  • U+4E00 - U+9FFF: CJK unified ideographs (Chinese, Japanese, and Korean)
  • U+F900 - U+FAFF: CJK compatibility ideographs (Chinese, Japanese, and Korean)
  • U+FF66 - U+FF9F: half-width katakana (Japanese only)

As a regular expression, this would be expressed as:


This does not include every character which will appear in Chinese and Japanese text, but any significant piece of typical Chinese or Japanese text will be mostly made up of characters from these ranges.

Note that this regular expression will also match on Korean text that contains hanja. This is an unavoidable result of Han unification.

Unicode regex’s let you use code-point ranges or: 1 scripts, [2] blocks, or [3] categories

Blocks are sequential:

U+3400 - U+4DBF is \p{InCJK_Unified_Ideographs_Extension_A} U+4E00 - U+9FFF is \p{InCJK_Unified_Ideographs}

quote (from below) Some languages are composed of multiple scripts. There is no Japanese Unicode script. Instead, Unicode offers the Hiragana, Katakana, Han, and Latin scripts that Japanese documents are usually composed of.

Here are some refs:

Regex Options

There are overloads of the static [Regex]::Match() method that allow to provide the desired [RegexOptions] programmatically:

Options are ([System.Text.RegularExpressions.RegexOptions] | Get-Member -Static -MemberType Property):

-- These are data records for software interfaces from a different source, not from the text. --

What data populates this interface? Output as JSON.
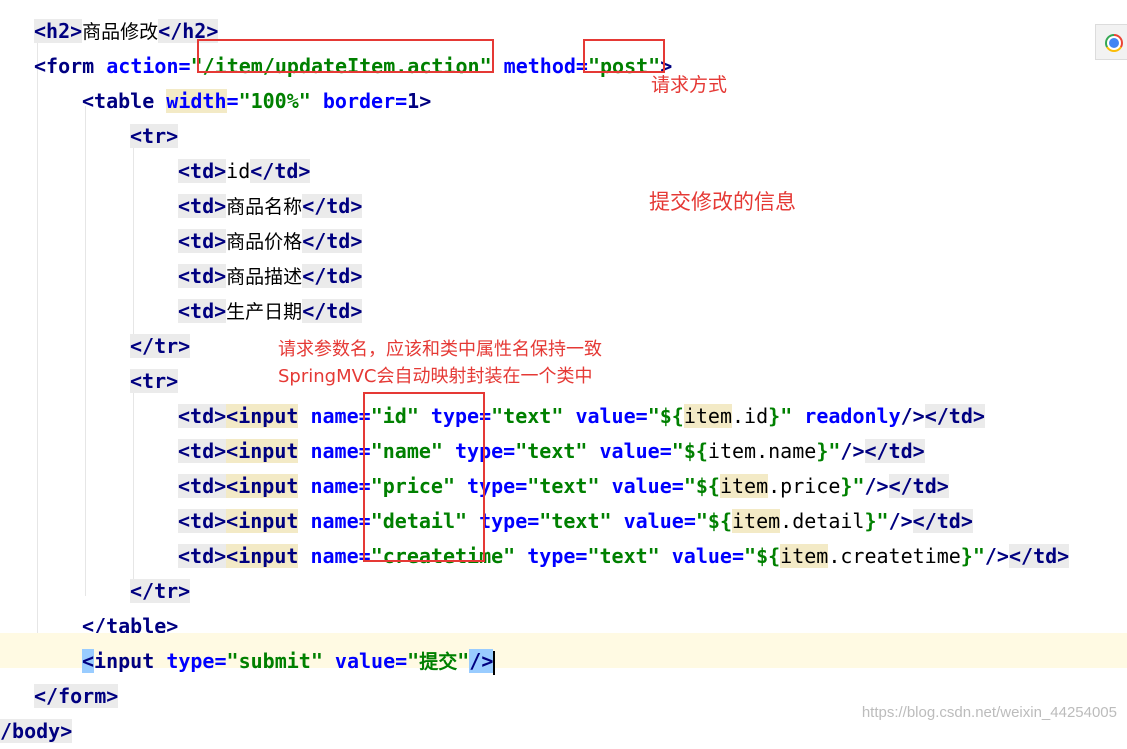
{
  "code": {
    "l1": {
      "h2_open": "<h2>",
      "h2_text": "商品修改",
      "h2_close": "</h2>"
    },
    "l2": {
      "form_open": "<form",
      "action_attr": "action",
      "eq1": "=",
      "action_q1": "\"",
      "action_value": "/item/updateItem.action",
      "action_q2": "\"",
      "method_attr": "method",
      "eq2": "=",
      "method_value": "\"post\"",
      "gt": ">"
    },
    "l3": {
      "table_open": "<table",
      "width_attr": "width",
      "eq1": "=",
      "width_value": "\"100%\"",
      "border_attr": "border",
      "eq2": "=",
      "border_value": "1",
      "gt": ">"
    },
    "l4": {
      "tr_open": "<tr>"
    },
    "header_cells": [
      {
        "td_open": "<td>",
        "text": "id",
        "td_close": "</td>"
      },
      {
        "td_open": "<td>",
        "text": "商品名称",
        "td_close": "</td>"
      },
      {
        "td_open": "<td>",
        "text": "商品价格",
        "td_close": "</td>"
      },
      {
        "td_open": "<td>",
        "text": "商品描述",
        "td_close": "</td>"
      },
      {
        "td_open": "<td>",
        "text": "生产日期",
        "td_close": "</td>"
      }
    ],
    "l10": {
      "tr_close": "</tr>"
    },
    "l11": {
      "tr_open": "<tr>"
    },
    "input_rows": [
      {
        "td_open": "<td>",
        "input": "<input",
        "name_attr": "name",
        "eq1": "=",
        "name_q1": "\"",
        "name_value": "id",
        "name_q2": "\"",
        "type_attr": "type",
        "eq2": "=",
        "type_value": "\"text\"",
        "value_attr": "value",
        "eq3": "=",
        "value_q1": "\"",
        "el_open": "${",
        "el_obj": "item",
        "el_prop": ".id",
        "el_close": "}",
        "value_q2": "\"",
        "extra": "readonly",
        "end": "/>",
        "td_close": "</td>"
      },
      {
        "td_open": "<td>",
        "input": "<input",
        "name_attr": "name",
        "eq1": "=",
        "name_q1": "\"",
        "name_value": "name",
        "name_q2": "\"",
        "type_attr": "type",
        "eq2": "=",
        "type_value": "\"text\"",
        "value_attr": "value",
        "eq3": "=",
        "value_q1": "\"",
        "el_open": "${",
        "el_obj": "item",
        "el_prop": ".name",
        "el_close": "}",
        "value_q2": "\"",
        "extra": "",
        "end": "/>",
        "td_close": "</td>"
      },
      {
        "td_open": "<td>",
        "input": "<input",
        "name_attr": "name",
        "eq1": "=",
        "name_q1": "\"",
        "name_value": "price",
        "name_q2": "\"",
        "type_attr": "type",
        "eq2": "=",
        "type_value": "\"text\"",
        "value_attr": "value",
        "eq3": "=",
        "value_q1": "\"",
        "el_open": "${",
        "el_obj": "item",
        "el_prop": ".price",
        "el_close": "}",
        "value_q2": "\"",
        "extra": "",
        "end": "/>",
        "td_close": "</td>"
      },
      {
        "td_open": "<td>",
        "input": "<input",
        "name_attr": "name",
        "eq1": "=",
        "name_q1": "\"",
        "name_value": "detail",
        "name_q2": "\"",
        "type_attr": "type",
        "eq2": "=",
        "type_value": "\"text\"",
        "value_attr": "value",
        "eq3": "=",
        "value_q1": "\"",
        "el_open": "${",
        "el_obj": "item",
        "el_prop": ".detail",
        "el_close": "}",
        "value_q2": "\"",
        "extra": "",
        "end": "/>",
        "td_close": "</td>"
      },
      {
        "td_open": "<td>",
        "input": "<input",
        "name_attr": "name",
        "eq1": "=",
        "name_q1": "\"",
        "name_value": "createtime",
        "name_q2": "\"",
        "type_attr": "type",
        "eq2": "=",
        "type_value": "\"text\"",
        "value_attr": "value",
        "eq3": "=",
        "value_q1": "\"",
        "el_open": "${",
        "el_obj": "item",
        "el_prop": ".createtime",
        "el_close": "}",
        "value_q2": "\"",
        "extra": "",
        "end": "/>",
        "td_close": "</td>"
      }
    ],
    "l17": {
      "tr_close": "</tr>"
    },
    "l18": {
      "table_close": "</table>"
    },
    "l19": {
      "lt": "<",
      "input": "input",
      "type_attr": "type",
      "eq1": "=",
      "type_value": "\"submit\"",
      "value_attr": "value",
      "eq2": "=",
      "value_q1": "\"",
      "value_text": "提交",
      "value_q2": "\"",
      "end": "/>"
    },
    "l20": {
      "form_close": "</form>"
    },
    "l21": {
      "body_close": "/body>"
    }
  },
  "annotations": {
    "method_note": "请求方式",
    "submit_note": "提交修改的信息",
    "param_note_1": "请求参数名，应该和类中属性名保持一致",
    "param_note_2": "SpringMVC会自动映射封装在一个类中"
  },
  "watermark": "https://blog.csdn.net/weixin_44254005",
  "colors": {
    "tag": "#000080",
    "attribute": "#0000ff",
    "string": "#008000",
    "annotation": "#e53935",
    "current_line": "#fffae3"
  },
  "icons": {
    "browser_preview": "chrome-icon"
  }
}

  • Compiled
  • CultureInvariant
  • ECMAScript
  • ExplicitCapture
  • IgnoreCase
  • IgnorePatternWhitespace
  • Multiline
  • None
  • RightToLeft
  • Singleline
# You can combine several options by doing a bitwise or:
$options = [Text.RegularExpressions.RegexOptions]::IgnoreCase -bor [Text.RegularExpressions.RegexOptions]::CultureInvariant
# or by letting casting do the magic:
$options = [Text.RegularExpressions.RegexOptions]'IgnoreCase, CultureInvariant'

$match = [regex]::Match($input, $regex, $options)